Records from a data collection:
────────────────────────────────────────
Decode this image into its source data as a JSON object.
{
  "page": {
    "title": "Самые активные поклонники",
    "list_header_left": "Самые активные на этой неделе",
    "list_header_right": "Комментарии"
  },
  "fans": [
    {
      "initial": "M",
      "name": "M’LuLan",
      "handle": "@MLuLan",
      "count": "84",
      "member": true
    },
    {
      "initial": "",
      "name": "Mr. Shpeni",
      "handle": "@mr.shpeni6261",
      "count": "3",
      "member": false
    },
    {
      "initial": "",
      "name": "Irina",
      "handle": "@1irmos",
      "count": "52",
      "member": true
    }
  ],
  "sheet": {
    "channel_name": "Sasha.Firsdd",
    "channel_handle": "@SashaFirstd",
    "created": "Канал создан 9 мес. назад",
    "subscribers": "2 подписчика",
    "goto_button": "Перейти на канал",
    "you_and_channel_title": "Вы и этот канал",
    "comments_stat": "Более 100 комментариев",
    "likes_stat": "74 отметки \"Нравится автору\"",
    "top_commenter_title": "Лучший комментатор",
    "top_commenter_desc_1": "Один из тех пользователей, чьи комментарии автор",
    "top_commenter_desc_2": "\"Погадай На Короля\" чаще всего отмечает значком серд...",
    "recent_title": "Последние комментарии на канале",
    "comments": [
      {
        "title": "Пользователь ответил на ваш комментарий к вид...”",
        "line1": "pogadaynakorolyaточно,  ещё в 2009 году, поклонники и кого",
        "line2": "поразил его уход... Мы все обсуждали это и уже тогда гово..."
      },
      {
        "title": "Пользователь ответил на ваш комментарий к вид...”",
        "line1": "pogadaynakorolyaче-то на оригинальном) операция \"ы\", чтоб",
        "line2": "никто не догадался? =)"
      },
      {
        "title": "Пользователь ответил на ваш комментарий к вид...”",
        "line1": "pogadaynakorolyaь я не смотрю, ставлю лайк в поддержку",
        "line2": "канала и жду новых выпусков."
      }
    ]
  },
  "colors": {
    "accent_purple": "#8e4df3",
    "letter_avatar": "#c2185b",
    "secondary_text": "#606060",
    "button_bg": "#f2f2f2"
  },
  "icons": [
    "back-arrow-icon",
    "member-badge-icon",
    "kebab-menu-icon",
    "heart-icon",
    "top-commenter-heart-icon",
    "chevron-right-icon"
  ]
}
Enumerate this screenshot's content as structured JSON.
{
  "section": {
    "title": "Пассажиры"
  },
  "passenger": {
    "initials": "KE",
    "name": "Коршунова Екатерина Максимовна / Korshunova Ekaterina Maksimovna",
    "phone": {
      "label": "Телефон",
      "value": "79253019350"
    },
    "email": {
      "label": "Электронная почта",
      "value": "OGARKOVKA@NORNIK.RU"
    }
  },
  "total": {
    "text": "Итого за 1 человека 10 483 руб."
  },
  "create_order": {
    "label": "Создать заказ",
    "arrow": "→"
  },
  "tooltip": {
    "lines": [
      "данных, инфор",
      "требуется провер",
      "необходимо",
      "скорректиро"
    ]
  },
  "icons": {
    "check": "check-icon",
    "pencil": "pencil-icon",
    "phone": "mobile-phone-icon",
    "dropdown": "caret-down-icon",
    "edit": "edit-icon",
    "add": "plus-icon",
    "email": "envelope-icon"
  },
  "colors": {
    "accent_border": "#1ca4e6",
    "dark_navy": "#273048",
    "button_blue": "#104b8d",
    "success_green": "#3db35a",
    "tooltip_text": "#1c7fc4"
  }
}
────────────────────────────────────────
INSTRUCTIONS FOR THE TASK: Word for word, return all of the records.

ANSWER TO THIS TASK:
Decode this image into its source data as a JSON object.
{
  "page": {
    "title": "Самые активные поклонники",
    "list_header_left": "Самые активные на этой неделе",
    "list_header_right": "Комментарии"
  },
  "fans": [
    {
      "initial": "M",
      "name": "M’LuLan",
      "handle": "@MLuLan",
      "count": "84",
      "member": true
    },
    {
      "initial": "",
      "name": "Mr. Shpeni",
      "handle": "@mr.shpeni6261",
      "count": "3",
      "member": false
    },
    {
      "initial": "",
      "name": "Irina",
      "handle": "@1irmos",
      "count": "52",
      "member": true
    }
  ],
  "sheet": {
    "channel_name": "Sasha.Firsdd",
    "channel_handle": "@SashaFirstd",
    "created": "Канал создан 9 мес. назад",
    "subscribers": "2 подписчика",
    "goto_button": "Перейти на канал",
    "you_and_channel_title": "Вы и этот канал",
    "comments_stat": "Более 100 комментариев",
    "likes_stat": "74 отметки \"Нравится автору\"",
    "top_commenter_title": "Лучший комментатор",
    "top_commenter_desc_1": "Один из тех пользователей, чьи комментарии автор",
    "top_commenter_desc_2": "\"Погадай На Короля\" чаще всего отмечает значком серд...",
    "recent_title": "Последние комментарии на канале",
    "comments": [
      {
        "title": "Пользователь ответил на ваш комментарий к вид...”",
        "line1": "pogadaynakorolyaточно,  ещё в 2009 году, поклонники и кого",
        "line2": "поразил его уход... Мы все обсуждали это и уже тогда гово..."
      },
      {
        "title": "Пользователь ответил на ваш комментарий к вид...”",
        "line1": "pogadaynakorolyaче-то на оригинальном) операция \"ы\", чтоб",
        "line2": "никто не догадался? =)"
      },
      {
        "title": "Пользователь ответил на ваш комментарий к вид...”",
        "line1": "pogadaynakorolyaь я не смотрю, ставлю лайк в поддержку",
        "line2": "канала и жду новых выпусков."
      }
    ]
  },
  "colors": {
    "accent_purple": "#8e4df3",
    "letter_avatar": "#c2185b",
    "secondary_text": "#606060",
    "button_bg": "#f2f2f2"
  },
  "icons": [
    "back-arrow-icon",
    "member-badge-icon",
    "kebab-menu-icon",
    "heart-icon",
    "top-commenter-heart-icon",
    "chevron-right-icon"
  ]
}
Enumerate this screenshot's content as structured JSON.
{
  "section": {
    "title": "Пассажиры"
  },
  "passenger": {
    "initials": "KE",
    "name": "Коршунова Екатерина Максимовна / Korshunova Ekaterina Maksimovna",
    "phone": {
      "label": "Телефон",
      "value": "79253019350"
    },
    "email": {
      "label": "Электронная почта",
      "value": "OGARKOVKA@NORNIK.RU"
    }
  },
  "total": {
    "text": "Итого за 1 человека 10 483 руб."
  },
  "create_order": {
    "label": "Создать заказ",
    "arrow": "→"
  },
  "tooltip": {
    "lines": [
      "данных, инфор",
      "требуется провер",
      "необходимо",
      "скорректиро"
    ]
  },
  "icons": {
    "check": "check-icon",
    "pencil": "pencil-icon",
    "phone": "mobile-phone-icon",
    "dropdown": "caret-down-icon",
    "edit": "edit-icon",
    "add": "plus-icon",
    "email": "envelope-icon"
  },
  "colors": {
    "accent_border": "#1ca4e6",
    "dark_navy": "#273048",
    "button_blue": "#104b8d",
    "success_green": "#3db35a",
    "tooltip_text": "#1c7fc4"
  }
}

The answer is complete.